Items listed in a dataset:

┄┄┄┄┄┄┄┄┄┄┄┄┄┄┄┄┄┄┄┄

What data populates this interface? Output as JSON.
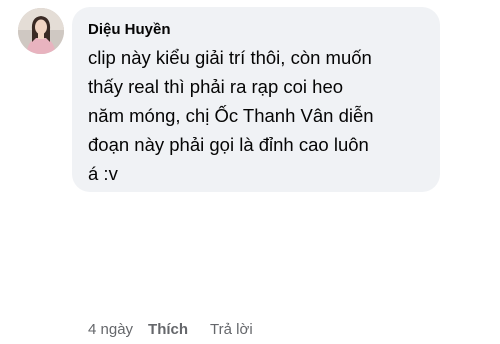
{
  "comment": {
    "author": "Diệu Huyền",
    "text": "clip này kiểu giải trí thôi, còn muốn\nthấy real thì phải ra rạp coi heo\nnăm móng, chị Ốc Thanh Vân diễn\nđoạn này phải gọi là đỉnh cao luôn\ná :v",
    "timestamp": "4 ngày",
    "like_label": "Thích",
    "reply_label": "Trả lời"
  },
  "colors": {
    "bubble_background": "#f0f2f5",
    "text": "#050505",
    "secondary_text": "#65676b"
  }
}
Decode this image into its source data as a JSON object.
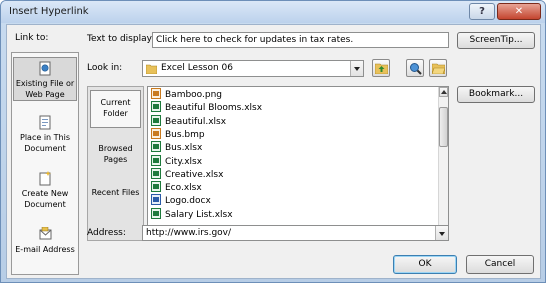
{
  "window": {
    "title": "Insert Hyperlink",
    "help_glyph": "?",
    "close_glyph": "✕"
  },
  "link_to": {
    "label_pre": "Link to:",
    "items": [
      {
        "label": "Existing File or Web Page",
        "icon": "globe-page-icon",
        "selected": true
      },
      {
        "label": "Place in This Document",
        "icon": "document-icon",
        "selected": false
      },
      {
        "label": "Create New Document",
        "icon": "new-document-icon",
        "selected": false
      },
      {
        "label": "E-mail Address",
        "icon": "email-icon",
        "selected": false
      }
    ]
  },
  "text_to_display": {
    "label": "Text to display:",
    "value": "Click here to check for updates in tax rates."
  },
  "screentip_button": "ScreenTip...",
  "look_in": {
    "label": "Look in:",
    "value": "Excel Lesson 06",
    "folder_icon": "folder-icon"
  },
  "toolbar": {
    "up_folder_icon": "up-folder-icon",
    "browse_web_icon": "browse-web-icon",
    "browse_file_icon": "browse-file-icon"
  },
  "bookmark_button": "Bookmark...",
  "browse_panel": {
    "items": [
      {
        "label": "Current Folder",
        "selected": true
      },
      {
        "label": "Browsed Pages",
        "selected": false
      },
      {
        "label": "Recent Files",
        "selected": false
      }
    ]
  },
  "files": [
    {
      "name": "Bamboo.png",
      "icon": "image-file-icon"
    },
    {
      "name": "Beautiful Blooms.xlsx",
      "icon": "excel-file-icon"
    },
    {
      "name": "Beautiful.xlsx",
      "icon": "excel-file-icon"
    },
    {
      "name": "Bus.bmp",
      "icon": "image-file-icon"
    },
    {
      "name": "Bus.xlsx",
      "icon": "excel-file-icon"
    },
    {
      "name": "City.xlsx",
      "icon": "excel-file-icon"
    },
    {
      "name": "Creative.xlsx",
      "icon": "excel-file-icon"
    },
    {
      "name": "Eco.xlsx",
      "icon": "excel-file-icon"
    },
    {
      "name": "Logo.docx",
      "icon": "word-file-icon"
    },
    {
      "name": "Salary List.xlsx",
      "icon": "excel-file-icon"
    }
  ],
  "address": {
    "label": "Address:",
    "value": "http://www.irs.gov/"
  },
  "ok_button": "OK",
  "cancel_button": "Cancel",
  "colors": {
    "titlebar": "#bcd2ec",
    "dialog_bg": "#f0f0f0",
    "close_red": "#c4452f",
    "selected_bg": "#d9d9d9"
  }
}
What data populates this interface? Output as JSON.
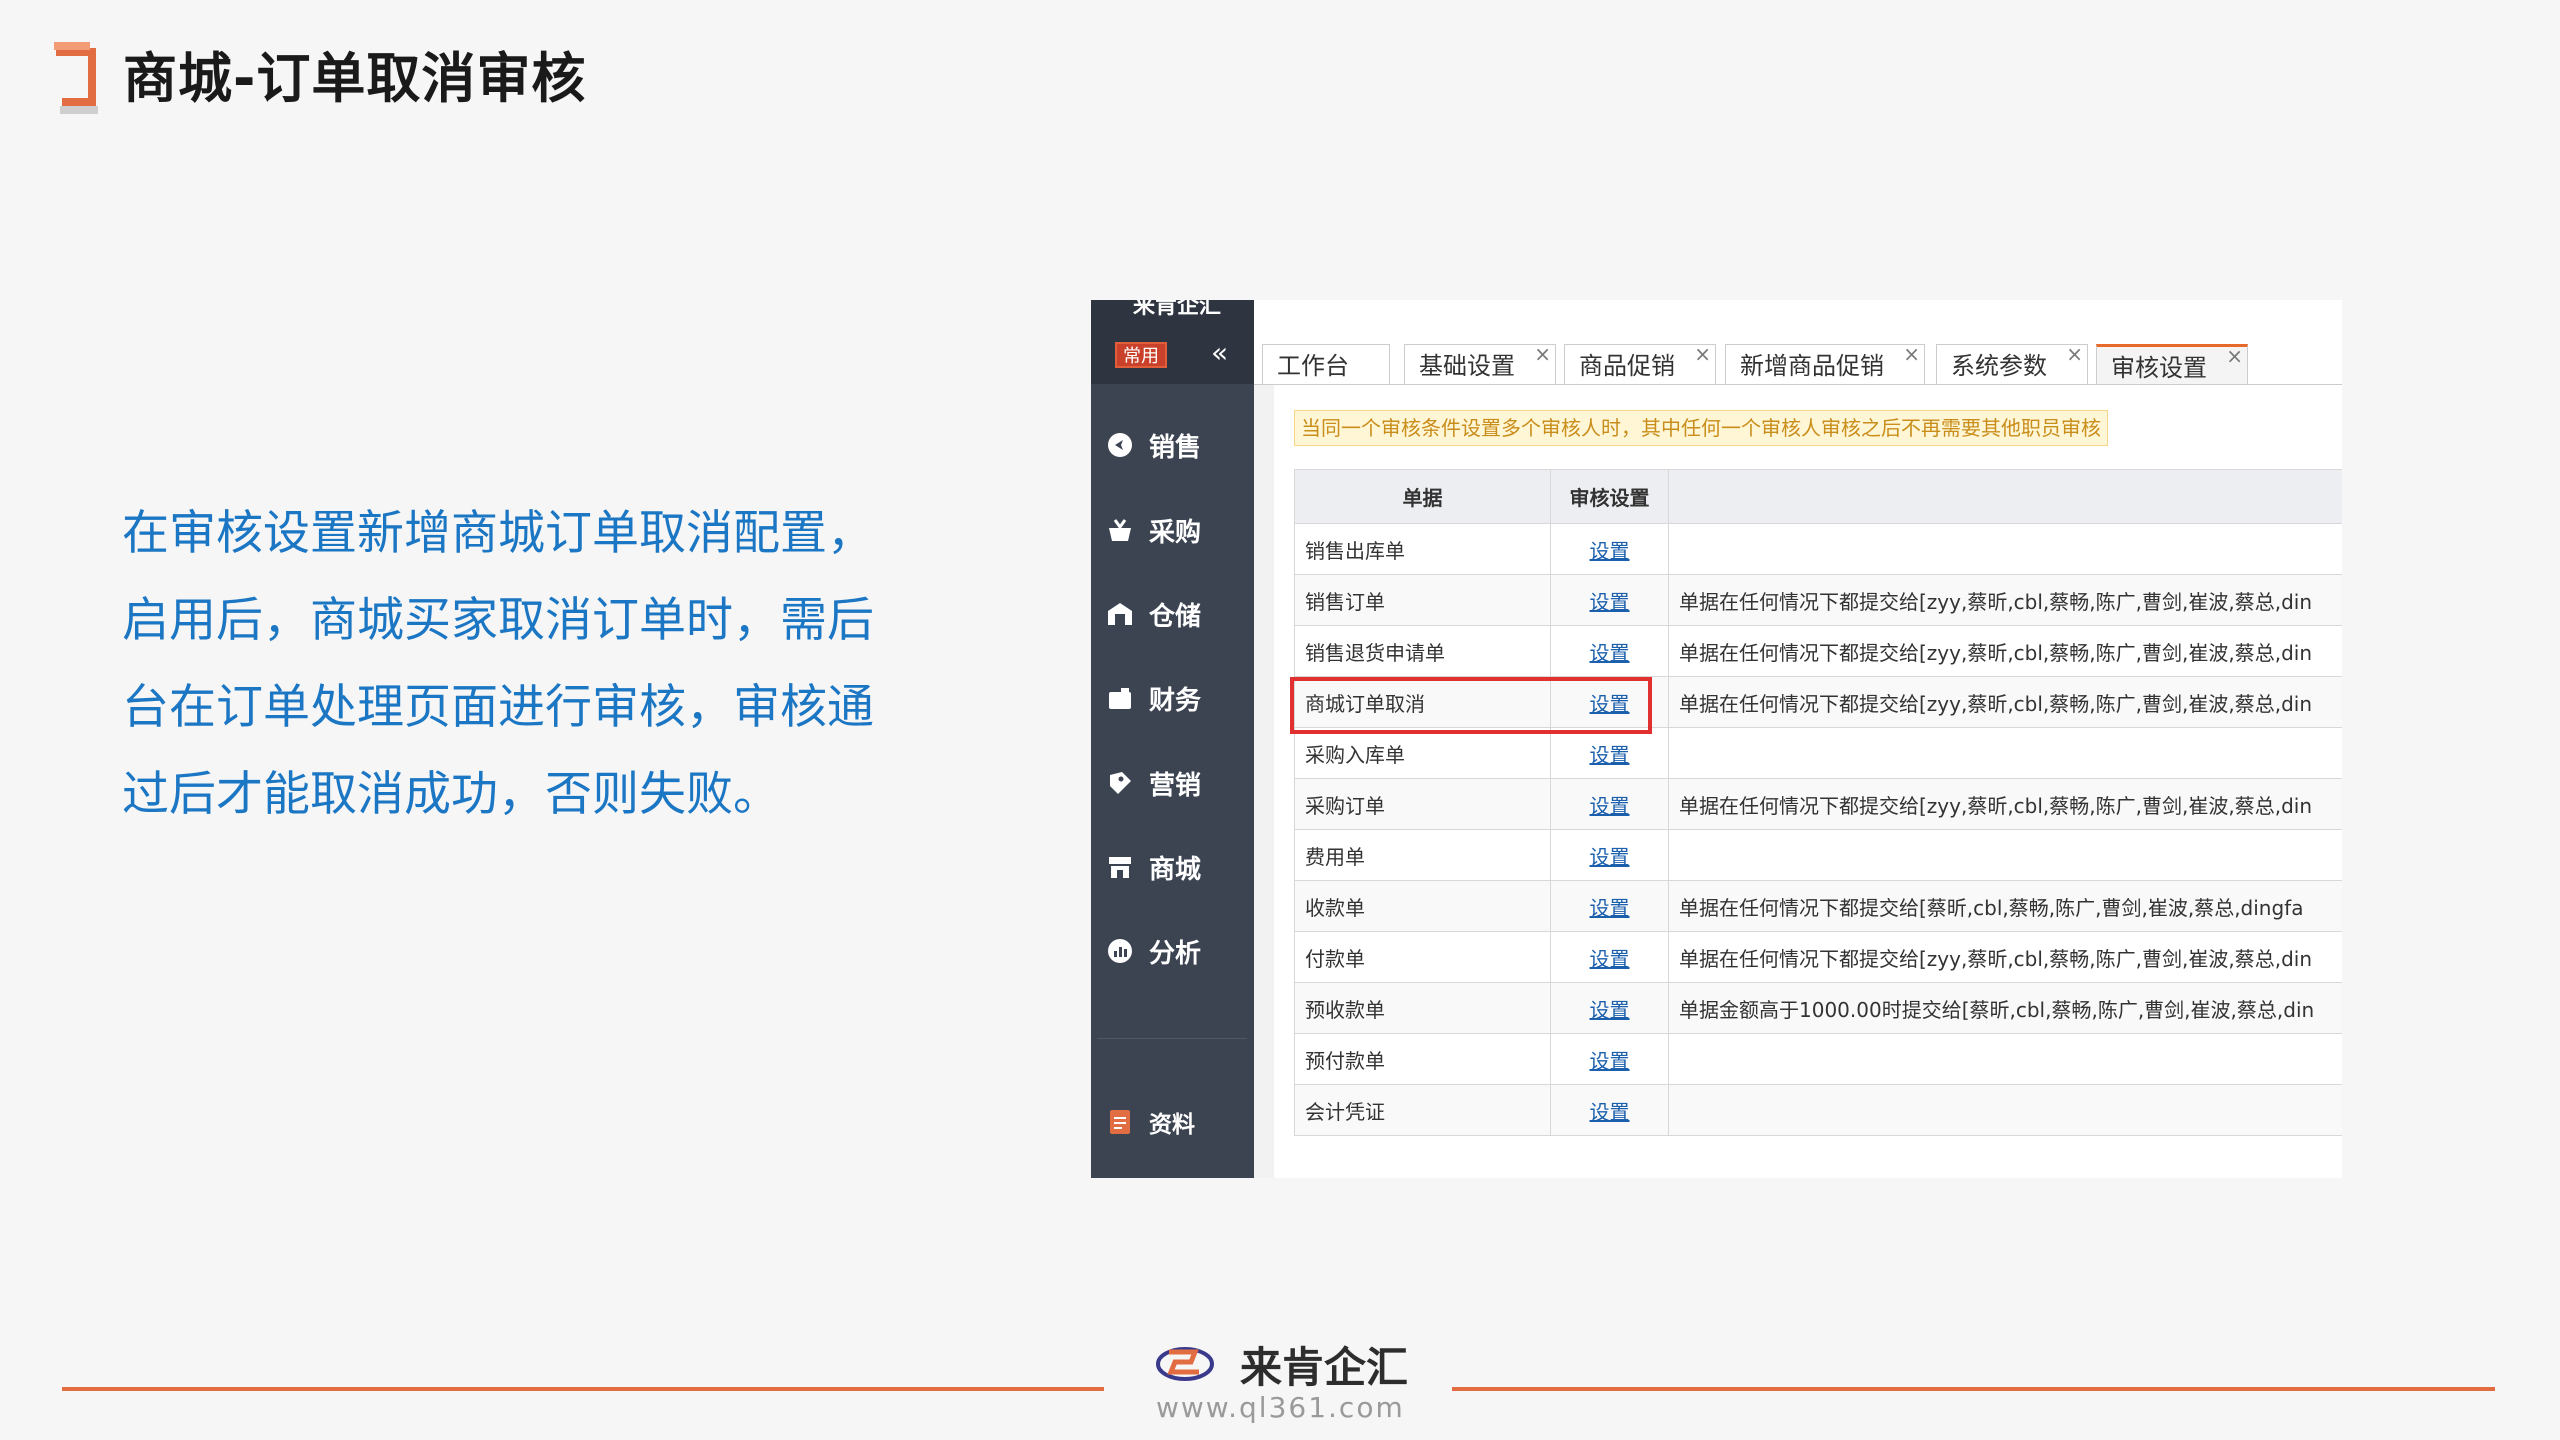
{
  "page": {
    "title": "商城-订单取消审核",
    "description_lines": [
      "在审核设置新增商城订单取消配置，",
      "启用后，商城买家取消订单时，需后",
      "台在订单处理页面进行审核，审核通",
      "过后才能取消成功，否则失败。"
    ]
  },
  "app": {
    "sidebar": {
      "common_label": "常用",
      "collapse_icon": "double-chevron-left-icon",
      "items": [
        {
          "label": "销售",
          "icon": "sales-icon"
        },
        {
          "label": "采购",
          "icon": "purchase-icon"
        },
        {
          "label": "仓储",
          "icon": "warehouse-icon"
        },
        {
          "label": "财务",
          "icon": "finance-icon"
        },
        {
          "label": "营销",
          "icon": "marketing-icon"
        },
        {
          "label": "商城",
          "icon": "mall-icon"
        },
        {
          "label": "分析",
          "icon": "analysis-icon"
        },
        {
          "label": "资料",
          "icon": "document-icon"
        }
      ]
    },
    "tabs": [
      {
        "label": "工作台",
        "closable": false,
        "active": false
      },
      {
        "label": "基础设置",
        "closable": true,
        "active": false
      },
      {
        "label": "商品促销",
        "closable": true,
        "active": false
      },
      {
        "label": "新增商品促销",
        "closable": true,
        "active": false
      },
      {
        "label": "系统参数",
        "closable": true,
        "active": false
      },
      {
        "label": "审核设置",
        "closable": true,
        "active": true
      }
    ],
    "notice": "当同一个审核条件设置多个审核人时，其中任何一个审核人审核之后不再需要其他职员审核",
    "table": {
      "headers": [
        "单据",
        "审核设置",
        ""
      ],
      "rows": [
        {
          "doc": "销售出库单",
          "action": "设置",
          "rule": ""
        },
        {
          "doc": "销售订单",
          "action": "设置",
          "rule": "单据在任何情况下都提交给[zyy,蔡昕,cbl,蔡畅,陈广,曹剑,崔波,蔡总,din"
        },
        {
          "doc": "销售退货申请单",
          "action": "设置",
          "rule": "单据在任何情况下都提交给[zyy,蔡昕,cbl,蔡畅,陈广,曹剑,崔波,蔡总,din"
        },
        {
          "doc": "商城订单取消",
          "action": "设置",
          "rule": "单据在任何情况下都提交给[zyy,蔡昕,cbl,蔡畅,陈广,曹剑,崔波,蔡总,din"
        },
        {
          "doc": "采购入库单",
          "action": "设置",
          "rule": ""
        },
        {
          "doc": "采购订单",
          "action": "设置",
          "rule": "单据在任何情况下都提交给[zyy,蔡昕,cbl,蔡畅,陈广,曹剑,崔波,蔡总,din"
        },
        {
          "doc": "费用单",
          "action": "设置",
          "rule": ""
        },
        {
          "doc": "收款单",
          "action": "设置",
          "rule": "单据在任何情况下都提交给[蔡昕,cbl,蔡畅,陈广,曹剑,崔波,蔡总,dingfa"
        },
        {
          "doc": "付款单",
          "action": "设置",
          "rule": "单据在任何情况下都提交给[zyy,蔡昕,cbl,蔡畅,陈广,曹剑,崔波,蔡总,din"
        },
        {
          "doc": "预收款单",
          "action": "设置",
          "rule": "单据金额高于1000.00时提交给[蔡昕,cbl,蔡畅,陈广,曹剑,崔波,蔡总,din"
        },
        {
          "doc": "预付款单",
          "action": "设置",
          "rule": ""
        },
        {
          "doc": "会计凭证",
          "action": "设置",
          "rule": ""
        }
      ]
    }
  },
  "footer": {
    "brand": "来肯企汇",
    "url": "www.ql361.com"
  },
  "colors": {
    "accent": "#e26d43",
    "text_blue": "#1b76c4",
    "sidebar_bg": "#3c4452",
    "highlight_red": "#e03030"
  }
}
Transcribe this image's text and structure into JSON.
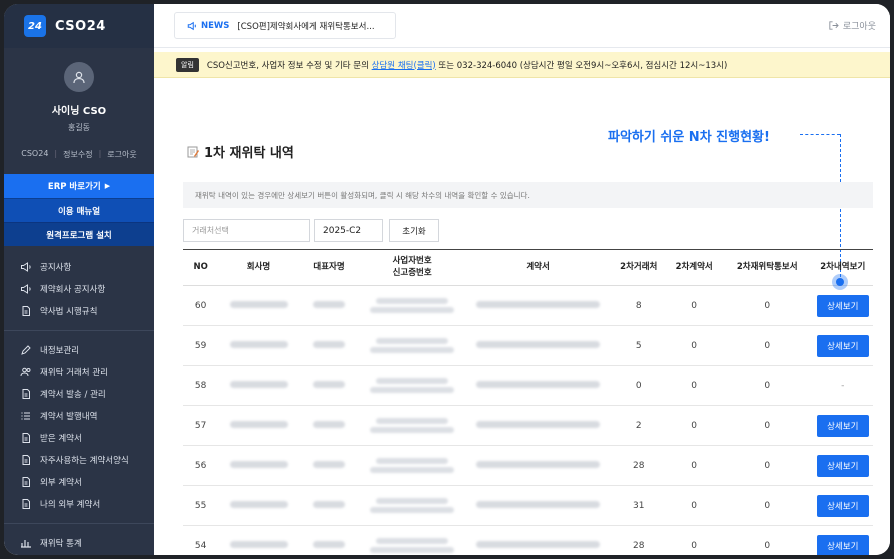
{
  "brand": {
    "logo": "24",
    "name": "CSO24"
  },
  "profile": {
    "name": "사이닝 CSO",
    "sub": "홍길동",
    "links": [
      "CSO24",
      "정보수정",
      "로그아웃"
    ]
  },
  "sidebar_buttons": {
    "erp": "ERP 바로가기",
    "manual": "이용 매뉴얼",
    "remote": "원격프로그램 설치"
  },
  "menu_group1": [
    {
      "label": "공지사항",
      "icon": "megaphone-icon"
    },
    {
      "label": "제약회사 공지사항",
      "icon": "megaphone-icon"
    },
    {
      "label": "약사법 시행규칙",
      "icon": "document-icon"
    }
  ],
  "menu_group2": [
    {
      "label": "내정보관리",
      "icon": "pencil-icon"
    },
    {
      "label": "재위탁 거래처 관리",
      "icon": "users-icon"
    },
    {
      "label": "계약서 발송 / 관리",
      "icon": "document-icon"
    },
    {
      "label": "계약서 발행내역",
      "icon": "list-icon"
    },
    {
      "label": "받은 계약서",
      "icon": "document-icon"
    },
    {
      "label": "자주사용하는 계약서양식",
      "icon": "document-icon"
    },
    {
      "label": "외부 계약서",
      "icon": "document-icon"
    },
    {
      "label": "나의 외부 계약서",
      "icon": "document-icon"
    }
  ],
  "menu_group3": [
    {
      "label": "재위탁 통계",
      "icon": "chart-icon"
    }
  ],
  "topbar": {
    "news_tag": "NEWS",
    "news_text": "[CSO편]제약회사에게 재위탁통보서...",
    "logout": "로그아웃"
  },
  "notice": {
    "badge": "알림",
    "text_before": "CSO신고번호, 사업자 정보 수정 및 기타 문의 ",
    "link": "상담원 채팅(클릭)",
    "text_after": " 또는 032-324-6040 (상담시간 평일 오전9시~오후6시, 점심시간 12시~13시)"
  },
  "callout": "파악하기 쉬운 N차 진행현황!",
  "page": {
    "title": "1차 재위탁 내역",
    "description": "재위탁 내역이 있는 경우에만 상세보기 버튼이 활성화되며, 클릭 시 해당 차수의 내역을 확인할 수 있습니다.",
    "filter_select_placeholder": "거래처선택",
    "filter_year": "2025-C2",
    "reset_label": "초기화"
  },
  "table": {
    "headers": {
      "no": "NO",
      "company": "회사명",
      "rep": "대표자명",
      "biz_line1": "사업자번호",
      "biz_line2": "신고증번호",
      "contract": "계약서",
      "n2_clients": "2차거래처",
      "n2_contracts": "2차계약서",
      "n2_notices": "2차재위탁통보서",
      "n2_view": "2차내역보기"
    },
    "rows": [
      {
        "no": "60",
        "clients": "8",
        "contracts": "0",
        "notices": "0",
        "view": "상세보기"
      },
      {
        "no": "59",
        "clients": "5",
        "contracts": "0",
        "notices": "0",
        "view": "상세보기"
      },
      {
        "no": "58",
        "clients": "0",
        "contracts": "0",
        "notices": "0",
        "view": "-"
      },
      {
        "no": "57",
        "clients": "2",
        "contracts": "0",
        "notices": "0",
        "view": "상세보기"
      },
      {
        "no": "56",
        "clients": "28",
        "contracts": "0",
        "notices": "0",
        "view": "상세보기"
      },
      {
        "no": "55",
        "clients": "31",
        "contracts": "0",
        "notices": "0",
        "view": "상세보기"
      },
      {
        "no": "54",
        "clients": "28",
        "contracts": "0",
        "notices": "0",
        "view": "상세보기"
      }
    ]
  },
  "colors": {
    "accent": "#1a6ff0",
    "sidebar": "#2b3446",
    "notice_bg": "#fdf6cc"
  }
}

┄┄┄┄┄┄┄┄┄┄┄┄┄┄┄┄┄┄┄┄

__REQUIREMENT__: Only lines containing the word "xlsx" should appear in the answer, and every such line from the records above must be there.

__SOLVED PROBLEM__:
      "name": "Beautiful Blooms.xlsx",
      "name": "Beautiful.xlsx",
      "name": "Bus.xlsx",
      "name": "City.xlsx",
      "name": "Creative.xlsx",
      "name": "Eco.xlsx",
      "name": "Salary List.xlsx",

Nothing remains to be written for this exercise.